Our pets enjoy our backyards as much as we do, whether they’re digging, running or laying in the grass on a sunny day. So, here are some quick and easy yard maintenance tips to help you keep your entire family yard-happy — the furry and the non-furry alike!


#1 Manicure it.

Give your lawn a deep manicure before you even think about mowing it. Just like the underside of your nails, your lawn can accumulate a lot of nasty stuff. Have dead grass and leaves piled up over the last few months? Remove them with a rake or another gardening tool. Manicuring rejuvenates your lawn and helps it to grow without any obstructions.


Inclement weather and pet use can pack soil down. So, you should also think about aerating the lawn to freshen and feed the earth. The cost to aerate a lawn is about $120, depending on its square footage.
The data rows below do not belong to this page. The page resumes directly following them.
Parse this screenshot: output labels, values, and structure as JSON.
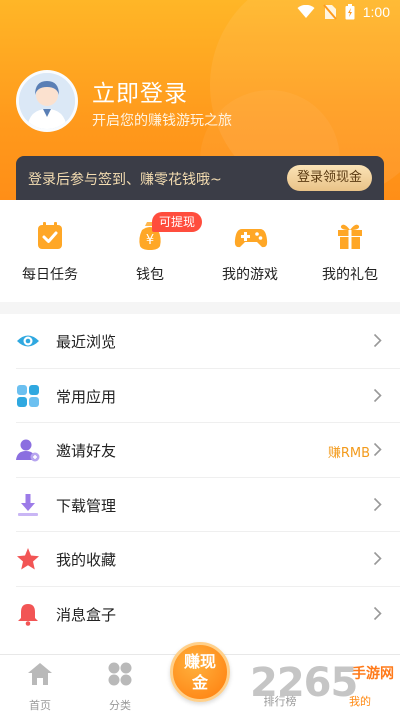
{
  "status_bar": {
    "time": "1:00"
  },
  "profile": {
    "login_title": "立即登录",
    "login_subtitle": "开启您的赚钱游玩之旅"
  },
  "promo": {
    "text": "登录后参与签到、赚零花钱哦~",
    "button": "登录领现金"
  },
  "quick_actions": [
    {
      "label": "每日任务",
      "icon": "daily-task-icon"
    },
    {
      "label": "钱包",
      "icon": "wallet-icon",
      "badge": "可提现"
    },
    {
      "label": "我的游戏",
      "icon": "gamepad-icon"
    },
    {
      "label": "我的礼包",
      "icon": "gift-icon"
    }
  ],
  "menu": [
    {
      "label": "最近浏览",
      "icon": "eye-icon"
    },
    {
      "label": "常用应用",
      "icon": "apps-icon"
    },
    {
      "label": "邀请好友",
      "icon": "invite-friend-icon",
      "extra": "赚RMB"
    },
    {
      "label": "下载管理",
      "icon": "download-icon"
    },
    {
      "label": "我的收藏",
      "icon": "star-icon"
    },
    {
      "label": "消息盒子",
      "icon": "bell-icon"
    }
  ],
  "tabbar": {
    "home": "首页",
    "category": "分类",
    "earn": "赚现金",
    "ranking": "排行榜",
    "mine": "我的"
  },
  "watermark": {
    "main": "2265",
    "sub": "手游网"
  },
  "colors": {
    "accent": "#ff9a1c",
    "promo_bg": "#3b3d47",
    "badge": "#ff4d3d"
  }
}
You can also do it yourself, though professional equipment is proven to better move the soil.


#2 Mow it.

Once you’ve spruced up the surface of your lawn, it’s time to mow it. Too-tall grass makes it difficult for dogs to move around, and too-short grass is susceptible to damage. So, aim for grass about 1/2 inch high, unless you’re working with a newly seeded lawn. In that case, you’ll want to give it more room to grow — keeping the length at about 3/4 inch until it’s settled. Want to put those grass clippings to good use? Dogs love to roll around in them. And they also work well as a natural garden mulch.


#3 Weed it.
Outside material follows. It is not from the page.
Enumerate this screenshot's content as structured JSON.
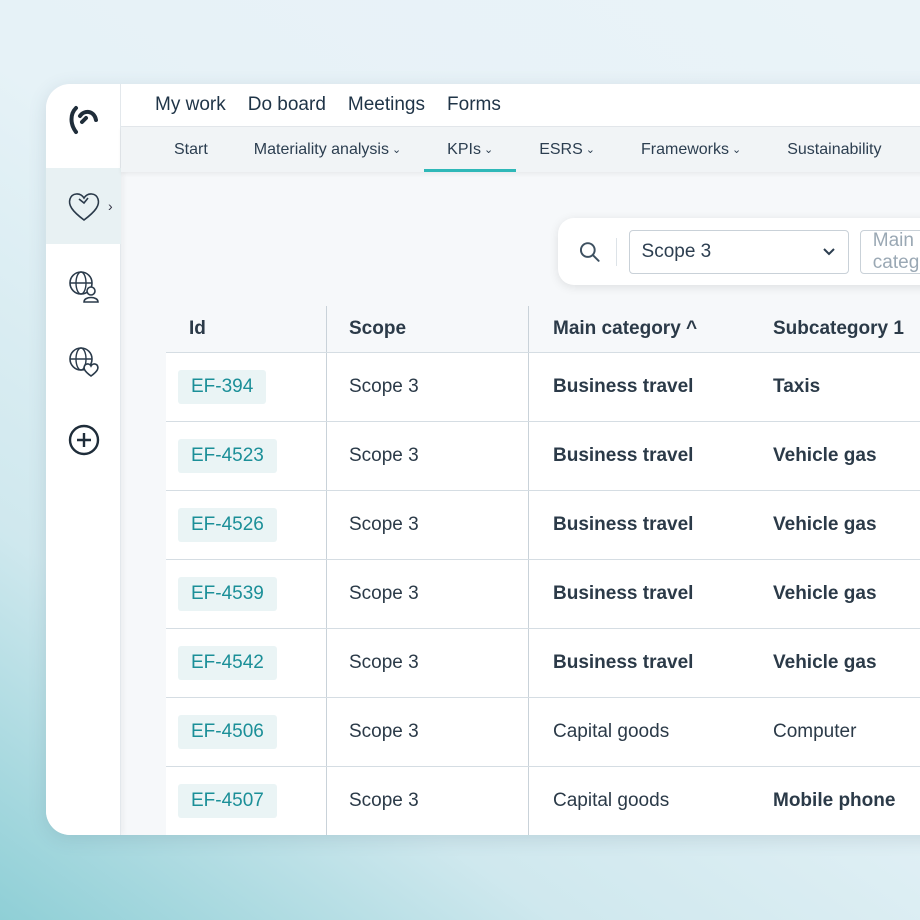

To keep weeds from growing back quickly, pull them up from their roots. Many weeds and plants are potentially harmful to pets — including surprising varieties such as daylilies, daffodils, foxglove and morning glory. Closely monitor your pets to make sure they don’t eat poisonous plants when they’re outside. Even when you think you’ve eradicated anything harmful, pets are mysteriously good at finding the things you may have missed.


#4 Soak it.

Give your lawn a thorough soaking to keep it fresh and green. Water plants, trees, shrubs and garden areas while hosing down any problem areas in your lawn. If you’re pressed for time or live in an area prone to drought, consider installing a sprinkler system. A sprinkler system is a good investment because you can time it to water early in the morning, when there’s less water evaporation, and also schedule watering in accordance with your county’s water schedule. Plus, watering early gives your lawn more time to dry off before you let the pets out to play.

#5 Hardscape it.

Don’t forget about the hardscape areas in your backyard — rock beds, gravel pathways, stepping stones, etc. If they’re looking worse for wear, fix them up. Your backyard may be a playground, but you’ll have to teach your pets to leave certain areas alone if you want to keep it looking good.


#6 Leave it to the pros.

If you don’t have time for all of this maintenance, you can always get a lawn and garden care professional to come out to your home. This affords you more time to spend with your family and pets. Plus, if there is a major problem in your backyard — patches in your grass, pests in the garden, etc. — a professional has the experience and the equipment to resolve it quickly.


Written contribution by Andrea Davis, Home Advisor.